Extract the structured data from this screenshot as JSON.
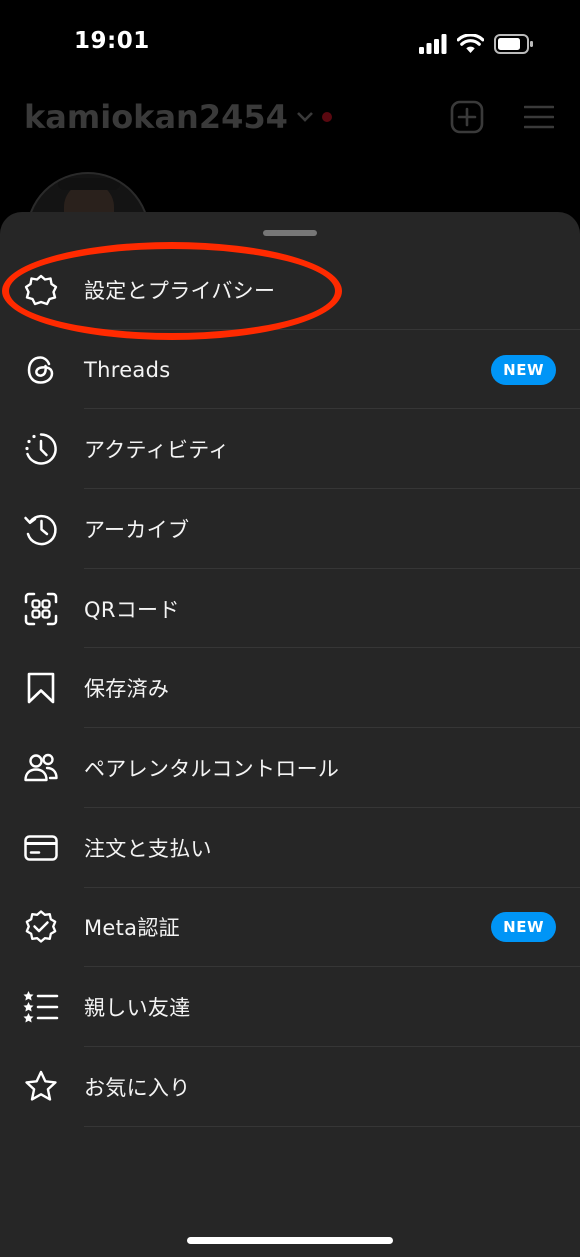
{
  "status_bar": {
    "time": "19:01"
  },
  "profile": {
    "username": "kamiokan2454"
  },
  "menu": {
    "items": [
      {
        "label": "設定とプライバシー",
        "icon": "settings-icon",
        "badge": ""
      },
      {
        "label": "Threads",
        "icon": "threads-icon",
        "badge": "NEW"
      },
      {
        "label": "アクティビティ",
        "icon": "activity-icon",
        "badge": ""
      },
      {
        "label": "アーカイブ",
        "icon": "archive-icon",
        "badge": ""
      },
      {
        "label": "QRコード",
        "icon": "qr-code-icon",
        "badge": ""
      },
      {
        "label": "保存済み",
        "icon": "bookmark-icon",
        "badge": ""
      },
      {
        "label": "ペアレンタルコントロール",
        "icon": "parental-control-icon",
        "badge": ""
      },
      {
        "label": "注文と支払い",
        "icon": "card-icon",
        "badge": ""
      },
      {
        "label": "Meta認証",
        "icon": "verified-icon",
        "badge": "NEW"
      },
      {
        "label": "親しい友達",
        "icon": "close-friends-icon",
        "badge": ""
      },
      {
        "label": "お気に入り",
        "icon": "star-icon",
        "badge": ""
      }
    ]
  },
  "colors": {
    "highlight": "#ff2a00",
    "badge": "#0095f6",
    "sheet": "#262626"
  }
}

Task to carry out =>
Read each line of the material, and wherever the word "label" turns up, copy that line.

Task result =>
        "label": "設定とプライバシー",
        "label": "Threads",
        "label": "アクティビティ",
        "label": "アーカイブ",
        "label": "QRコード",
        "label": "保存済み",
        "label": "ペアレンタルコントロール",
        "label": "注文と支払い",
        "label": "Meta認証",
        "label": "親しい友達",
        "label": "お気に入り",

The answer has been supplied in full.